World Wrestling Entertainment (WWE) recently upgraded its post production facilities with a Solid State Logic C10 HD compact broadcast console in Audio 5 studio to support foreign language broadcasts.
WWE programs, including Monday Night RAW, SmackDown and WWE Total Divas, are delivered to 650 million homes in over 150 countries and translated into 30 languages. WWE live and televised entertainment encompasses terrestrial, cable and satellite broadcast and Pay-Per-View, along with the recently-launched over-the-top (OTT) WWE Network.
The C10 HD is used to simulcast RAW in Spanish live in the U.S. and to Spanish-speaking countries like Puerto Rico and Mexico. It’s also applied for multilingual voice to picture (ADR) post-production of all WWE shows for localized programming in Brazil, China (in Mandarin), Japan and Russia.
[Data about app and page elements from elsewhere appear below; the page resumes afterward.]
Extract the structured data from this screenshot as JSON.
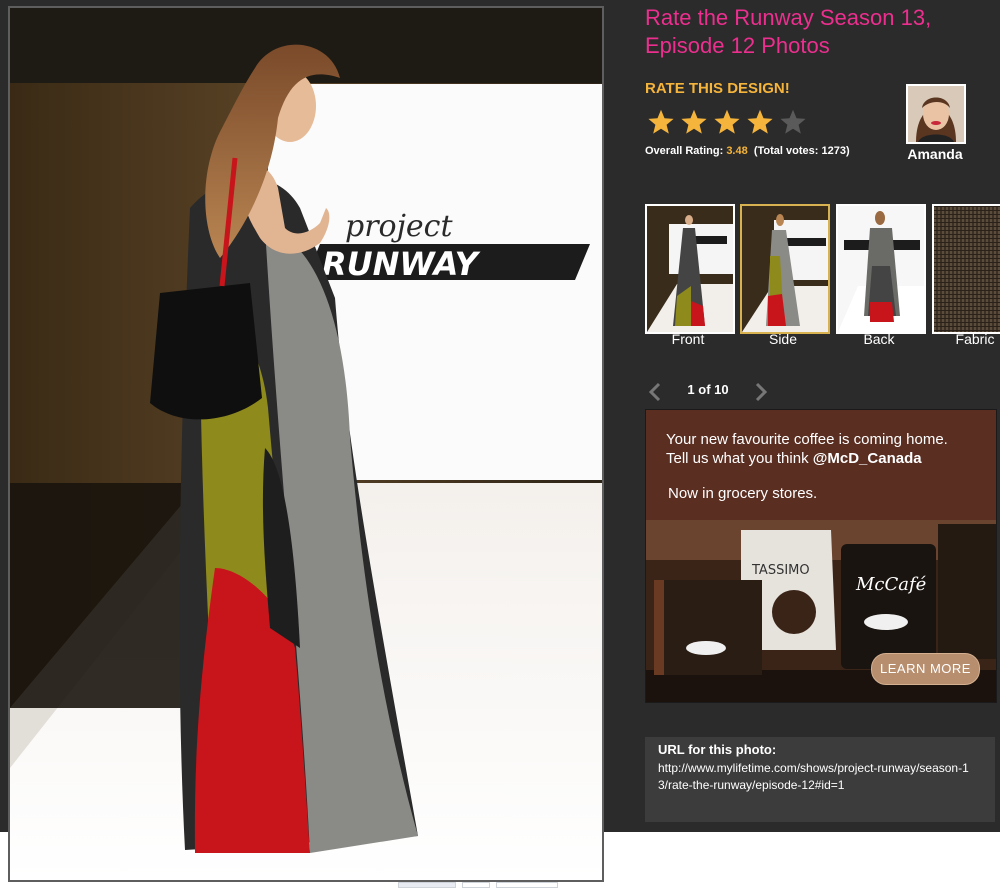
{
  "title": "Rate the Runway Season 13, Episode 12 Photos",
  "rating": {
    "label": "RATE THIS DESIGN!",
    "stars_filled": 4,
    "stars_total": 5,
    "overall_prefix": "Overall Rating:",
    "overall_value": "3.48",
    "total_votes": "(Total votes: 1273)"
  },
  "designer": {
    "name": "Amanda"
  },
  "thumbnails": [
    {
      "label": "Front",
      "selected": false
    },
    {
      "label": "Side",
      "selected": true
    },
    {
      "label": "Back",
      "selected": false
    },
    {
      "label": "Fabric",
      "selected": false
    }
  ],
  "pager": {
    "count": "1 of 10"
  },
  "ad": {
    "line1": "Your new favourite coffee is coming home.",
    "line2_prefix": "Tell us what you think",
    "handle": "@McD_Canada",
    "line3": "Now in grocery stores.",
    "brand": "McCafé",
    "brand2": "TASSIMO",
    "button": "LEARN MORE"
  },
  "photo": {
    "logo_top": "project",
    "logo_bottom": "RUNWAY"
  },
  "url": {
    "label": "URL for this photo:",
    "value": "http://www.mylifetime.com/shows/project-runway/season-13/rate-the-runway/episode-12#id=1"
  },
  "colors": {
    "title": "#ec2f8f",
    "accent": "#f5b43b",
    "panel_bg": "#2b2b2b",
    "ad_bg": "#5a2e21"
  }
}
“While our five-room facility is primarily used for post production, we need to broadcast the Spanish language version of RAW live from our Audio 5 room,” says Jason Miller, senior broadcast engineer for WWE. “Being able to handle both the post-production and live broadcast roles was extremely important in our choice of a console. SSL is just rock-solid reliable and the topography is very straightforward and easy for an operator to use.
“We had an onsite demo of several competitor consoles, but, while they had some bells and whistles, they always took too many button presses to get to where the operator needed to go,” he continues. “Beyond the great sound, ease-of-use for the operator and reliability for engineering were two strong reasons for us to choose the SSL C10.”
WWE produces nearly 320 events over 52 weeks each year, so production efficiency is the rule for the busy studio complex. Audio 5, the studio control room used to accomplish the translations has a dedicated booth for voice-over and commentary work.
When used for the live Monday Night RAW broadcast, Audio 5 takes its feed directly from the OB truck at the event and uses the C10 to complete the live Spanish version. Both the English and Spanish versions are simulcast on USA Network in the U.S. and Puerto Rico, while TelaVisa broadcasts the show in Spanish on tape delay.
“We have two Spanish speaking announcers working the RAW show here at the studio,” Miller explains. “One of the immediate benefits of the console was the sound, which ensures that our Spanish simulcast has the same quality audio as our main broadcast. In fact, Jim Widman, WWE’s audio engineer who handles 95 percent of the workload in Audio 5, has been with the company for years and he was just over the moon with the functionality and sound of the SSL.
“Additionally, Chris Argento, who is also VP and head of post audio and the final word in selecting the console, was equally impressed. In fact, all of the operators in the complex just rave about the sound quality of the C10.”
The presets on the C10 also help to streamline workflow, which requires that a variety of engineers and languages are being supported from the same space. “Everything about the C10 makes our job easier and better than before,” notes Widman. “We have many operators running the console to accomplish our Japanese, Chinese, Russian and Spanish versions and there are many presets being used for different situations, such as an ISDN session, ADR or live production, as well as for voice over and commentary.
“With the push of a button, we can instantly recall a setup and start working. Additionally, we can also expand our functions through the production assistant software packages that are available on the console. Essentially, the C10 accomplishes everything we need it to do very effectively.”